If author Emily Seo could pick one scientific concept to describe adolescence, it would be the second law of thermodynamics: the entropy or disorder of the universe will increase over time. In short, there will be chaos – and that’s exactly what ensues in her debut middle-grade novel, The Science of Boys (Tradewind Books), when main character and science nerd Emma Sakamoto tries to help a popular girl catch a boy’s eye.
Seo comes by the science legitimately – she has a PhD in chemistry, worked for more than six years as the lab director at the University of British Columbia’s Shared Instrument Facility, and currently writes for the Society for Applied Spectroscopy. She’s long wanted to write something for children, but of the nonfiction variety. Over Zoom, she holds up a stapled collection of hand-illustrated pages entitled Atoms Are Everywhere, “I did this book for fun, but it got me really interested in writing,” she says, flipping through the colorful drawings and reading the rhyming text.
She took a continuing education nonfiction-writing course, followed by a fiction one, and that’s where The Science of Boys began. “A girl in my class was having boy problems,” Seo explains. “I don’t know why she thought I was an expert in any way, but she asked how my husband and I got together. I started giving advice: ‘You have to be yourself,’ ‘Never dump your friends for a guy.’ Next thing you know, she said, ‘These are really good – why don’t you write them down?'” Another classmate suggested applying scientific principles to the advice. A short story was born, as was a love for writing fiction.
For years, while she worked full-time and had a small child at home, that short story sat neglected, though Seo constantly thought about it. After her second maternity leave, life took a turn. “I was still focused on academia and science, but I found myself at a crossroads. Many factors played a role, but ultimately I decided it was now or never to follow my dream of writing this book.” With interest from a publisher, she got to work writing and reading. A lot. “I did more reading in the past five to seven years than in my whole life!” Seo says with a laugh.
She also did a lot of research – interviewing classrooms of students, handing out anonymous questionnaires to teens, talking with her friends who had older kids – all of which helped inform the points of view and issues she tackles in The Science of Boys, And there are a lot of issues, from peer pressure to first crushes and social media addiction – ie, chaos. Seo also shines a light on relationships, such as the true meaning of friendship, shared family meals (Emma and her father make breakfast using scientific instruments), and game nights (they play a made-up board game, Elementabble, in which they create words using periodic table symbols).
Seo wrote chapters based on scientific concepts, but quickly learned this approach didn’t lead to a cohesive whole. A reminder from her editor that, when writing a novel, story comes first and science second, led Seo to rearrange and separate chapters to make the narrative work. She then consulted the British Columbia school curriculum to see what grade 8 students were studying and overlaid those scientific concepts (rather than her more complex ones) onto the story, allowing Seo to fulfill the original goal of Atoms Are Everywhere: to familiarize children with scientific terms so they wouldn’t be so worried about the subject in school.
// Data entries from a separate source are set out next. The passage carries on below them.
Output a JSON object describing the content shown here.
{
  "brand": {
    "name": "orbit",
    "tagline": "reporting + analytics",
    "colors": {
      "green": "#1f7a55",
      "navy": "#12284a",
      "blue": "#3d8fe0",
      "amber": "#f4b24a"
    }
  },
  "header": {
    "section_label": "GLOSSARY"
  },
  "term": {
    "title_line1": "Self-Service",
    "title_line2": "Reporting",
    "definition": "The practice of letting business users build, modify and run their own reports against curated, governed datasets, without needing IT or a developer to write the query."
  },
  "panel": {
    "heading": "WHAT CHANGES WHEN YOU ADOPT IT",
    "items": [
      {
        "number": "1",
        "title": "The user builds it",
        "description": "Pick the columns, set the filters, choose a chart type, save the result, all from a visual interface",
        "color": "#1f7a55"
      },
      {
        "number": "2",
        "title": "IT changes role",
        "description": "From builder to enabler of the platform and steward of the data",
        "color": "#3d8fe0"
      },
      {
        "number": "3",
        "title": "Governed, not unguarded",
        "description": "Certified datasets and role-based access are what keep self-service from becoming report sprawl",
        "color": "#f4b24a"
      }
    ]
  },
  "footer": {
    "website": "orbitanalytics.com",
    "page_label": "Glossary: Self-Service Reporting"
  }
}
And she accomplishes just that. Seo explains science by applying it to the familiar everyday. In chapter two, for example, Seo introduces cell differentiation, a process by which a stem cell changes into a more distinct cell type, which corresponds with Emma observing everyone’s differences on the first day of school. Using cells as an analogy for humanity “links everything together,” says Seo. “It doesn’t matter who you are, we’re made up of the same things, so we just want to be kind to each other.”
Writing has been kind to Seo. She received a grant from the Canada Council for the Arts for her next middle-grade novel; she’s been asked to write a sequel to The Science of Boys; and she’s working on various manuscripts for younger readers.
So, what scientific concept would Seo apply to writing? Chemical synthesis. “You have all these words and sentence fragments as starting materials, then you have to piece them together. The chemical reaction is the rearrangement,” she explains. “Everything has to work together for the desired product to be attained.”